Let’s first think about how we can compare just two points and in an -dimensional space. To measure the overall distance between the two points we’ll need to take into consideration the difference between them on each axis. That is why the formula for -dimensional distance, also called the Euclidean distance, looks like the following:
The Euclidean distance is very fundamental and widely used in statistics and machine learning approaches. However, it only makes sense in comparing two points to one another. When we try to compare a point to distribution some caveats need attention.
2.1. Distance From the Mean
Usually, to measure the distance between a distribution and a point we would first need to reduce the distribution to a point by finding its mean. After that, we can simply measure the distance to the point in terms of standard deviations from this mean.
This will work in the one-dimensional case but what can we do when there are more dimensions? It might be tempting to use the Euclidean distance as a measure, but when there are multiple variables involved we need to take into account the interconnection between them.
3. The Correlation Problem
Since the classical Euclidean distance weights each axis equally it effectively assumes that the variables constructing the space are independent and represent unrelated equally important information to one another. If the data we’re working with is like this then using it is entirely fine.
If the variables involved are correlated in some way, however, which is almost always the case with real-world data, we have a problem. Let’s consider the two following scatterplots:
In the first plot, the two variables of the point distribution are uncorrelated, meaning that the -position of a point doesn’t tell us anything about its -position. And on the second graph we can see two positively correlated variables, meaning that as grows, also grows in some amount.
Now let’s turn our attention to the three colored points. If we accept the red point as “the center of mass” of the unfilled points distribution and use it as an anchor we can calculate that the green dot and the blue dot are equally distant from the red center point in Euclidean terms.

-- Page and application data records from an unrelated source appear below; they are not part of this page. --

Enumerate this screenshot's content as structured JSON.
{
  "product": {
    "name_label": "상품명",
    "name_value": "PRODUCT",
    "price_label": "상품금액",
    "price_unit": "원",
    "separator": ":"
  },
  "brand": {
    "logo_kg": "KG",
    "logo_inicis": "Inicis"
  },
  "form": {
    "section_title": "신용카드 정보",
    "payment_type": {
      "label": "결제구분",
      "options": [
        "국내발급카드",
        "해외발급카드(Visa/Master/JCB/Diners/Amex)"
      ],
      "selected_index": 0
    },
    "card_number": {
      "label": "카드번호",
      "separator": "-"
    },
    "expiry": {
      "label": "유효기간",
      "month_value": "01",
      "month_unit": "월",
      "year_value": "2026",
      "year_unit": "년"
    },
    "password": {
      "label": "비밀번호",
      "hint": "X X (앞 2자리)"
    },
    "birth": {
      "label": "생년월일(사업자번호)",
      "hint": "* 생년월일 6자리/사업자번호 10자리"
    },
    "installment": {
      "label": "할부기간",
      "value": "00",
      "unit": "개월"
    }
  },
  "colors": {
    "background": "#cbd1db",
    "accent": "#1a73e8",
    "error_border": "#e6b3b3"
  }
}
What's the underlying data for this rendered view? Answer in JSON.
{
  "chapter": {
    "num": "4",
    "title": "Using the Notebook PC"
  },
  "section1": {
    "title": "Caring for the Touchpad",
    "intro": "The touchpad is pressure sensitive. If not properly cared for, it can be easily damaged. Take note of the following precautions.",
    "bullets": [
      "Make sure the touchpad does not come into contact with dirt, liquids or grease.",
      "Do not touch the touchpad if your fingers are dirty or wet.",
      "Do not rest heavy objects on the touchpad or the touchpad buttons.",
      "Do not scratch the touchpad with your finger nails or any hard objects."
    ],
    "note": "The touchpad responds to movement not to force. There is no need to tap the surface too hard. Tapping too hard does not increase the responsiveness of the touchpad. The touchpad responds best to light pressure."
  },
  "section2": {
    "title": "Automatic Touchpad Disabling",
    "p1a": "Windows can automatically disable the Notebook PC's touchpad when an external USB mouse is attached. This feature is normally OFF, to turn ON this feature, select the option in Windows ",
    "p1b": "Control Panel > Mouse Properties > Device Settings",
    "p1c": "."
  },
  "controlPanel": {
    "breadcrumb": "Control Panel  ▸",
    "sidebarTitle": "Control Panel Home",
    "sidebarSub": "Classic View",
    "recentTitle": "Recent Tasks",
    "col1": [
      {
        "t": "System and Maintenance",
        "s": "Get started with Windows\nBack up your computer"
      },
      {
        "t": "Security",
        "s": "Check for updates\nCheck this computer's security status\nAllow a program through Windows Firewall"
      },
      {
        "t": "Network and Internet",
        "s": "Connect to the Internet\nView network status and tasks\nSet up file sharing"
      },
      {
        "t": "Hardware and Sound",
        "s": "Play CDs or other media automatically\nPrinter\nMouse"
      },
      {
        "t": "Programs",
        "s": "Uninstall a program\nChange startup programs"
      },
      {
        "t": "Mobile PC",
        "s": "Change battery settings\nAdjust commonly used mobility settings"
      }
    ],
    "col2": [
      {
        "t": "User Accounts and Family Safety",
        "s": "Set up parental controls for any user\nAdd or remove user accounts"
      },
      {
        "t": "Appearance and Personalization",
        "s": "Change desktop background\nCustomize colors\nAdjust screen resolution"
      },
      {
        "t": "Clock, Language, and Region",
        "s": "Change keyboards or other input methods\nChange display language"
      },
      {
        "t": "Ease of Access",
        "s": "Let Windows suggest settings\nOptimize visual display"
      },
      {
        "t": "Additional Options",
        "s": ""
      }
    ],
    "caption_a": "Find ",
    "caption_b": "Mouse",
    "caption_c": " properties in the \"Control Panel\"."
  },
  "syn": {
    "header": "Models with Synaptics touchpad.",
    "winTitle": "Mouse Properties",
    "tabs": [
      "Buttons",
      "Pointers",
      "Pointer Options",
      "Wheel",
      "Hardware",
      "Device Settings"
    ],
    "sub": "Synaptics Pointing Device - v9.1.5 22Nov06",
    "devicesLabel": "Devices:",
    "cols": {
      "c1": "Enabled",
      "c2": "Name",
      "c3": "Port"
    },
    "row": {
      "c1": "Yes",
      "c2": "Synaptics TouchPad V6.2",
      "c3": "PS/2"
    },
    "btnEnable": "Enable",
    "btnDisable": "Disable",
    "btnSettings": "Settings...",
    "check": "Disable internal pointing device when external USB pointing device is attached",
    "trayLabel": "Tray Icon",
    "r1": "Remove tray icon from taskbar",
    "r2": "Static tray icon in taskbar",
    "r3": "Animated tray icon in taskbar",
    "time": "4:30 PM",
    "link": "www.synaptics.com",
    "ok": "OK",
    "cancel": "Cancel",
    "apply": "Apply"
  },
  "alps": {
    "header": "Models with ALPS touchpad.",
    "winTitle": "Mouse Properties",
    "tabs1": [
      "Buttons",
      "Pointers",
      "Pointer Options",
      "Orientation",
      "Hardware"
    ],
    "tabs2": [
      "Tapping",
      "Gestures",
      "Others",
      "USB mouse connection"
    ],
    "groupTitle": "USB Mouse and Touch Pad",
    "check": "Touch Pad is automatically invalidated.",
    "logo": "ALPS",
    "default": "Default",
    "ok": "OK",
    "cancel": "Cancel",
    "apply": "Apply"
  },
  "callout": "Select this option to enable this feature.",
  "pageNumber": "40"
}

Visually however we can see that in the second picture the distance between the green dot and the cluster of unfilled points is somewhat different – in the latter picture the green dot is much more distant from the whole cluster of points.
This is because we’re considering how the whole distribution of unfilled points varies and not focusing on individual points.
4. The Mahalanobis Distance as a Solution
Like in our example, correlated variables can give us misleading results if we just use the Euclidean distance straight away. Instead, we can first address the correlation between them. And this is where the Mahalanobis distance comes along. It is defined as:
where is the distribution of data points, is the point, is the mean vector of , and is the inverse of the covariance matrix of all variables.
4.1. Numerical Example
To better understand the formula, let’s first calculate and compare the actual values taken from the diagram above. The red, green and blue dots are given as follows in both examples:
The example data was generated using a mean of and the consequent two covariance matrices:
By the Euclidian distance formula, we can see that the points are equally distant from each other
But if we take the distributions into account we get a different result for the green point:
In the first case where we have zero covariance, we can see that the calculations are equivalent to the Euclidean distance, however, in the second calculation where we have strongly correlated variables, we get a bigger distance for the same point, which matches our initial expectations.
Now, let’s go back to our Mahalanobis distance formula. According to the spectral theorem, we can diagonalize and decompose it into . And this encapsulates the formula in the more familiar :
which can be interpreted as the classical Euclidean distance but with some linear transformation beforehand.
In order to understand what kind of transformation is happening it’s useful to turn our attention to the key term – the inverse of the covariance matrix . When multiplying by the inverse of a matrix we’re essentially “dividing”, so in our case, we’re normalizing the variables according to their covariance.
This way the variables are set to have unit variance and look more like the first plot in our illustration. After that, the classical Euclidean distance is applied and we get an unbiased measure of the distance.
In this article, we covered the main arguments for using the Mahalanobis distance instead of classical Euclidean distance when comparing a point to a distribution. We also went over the actual formula that its author made and analyzed why it works.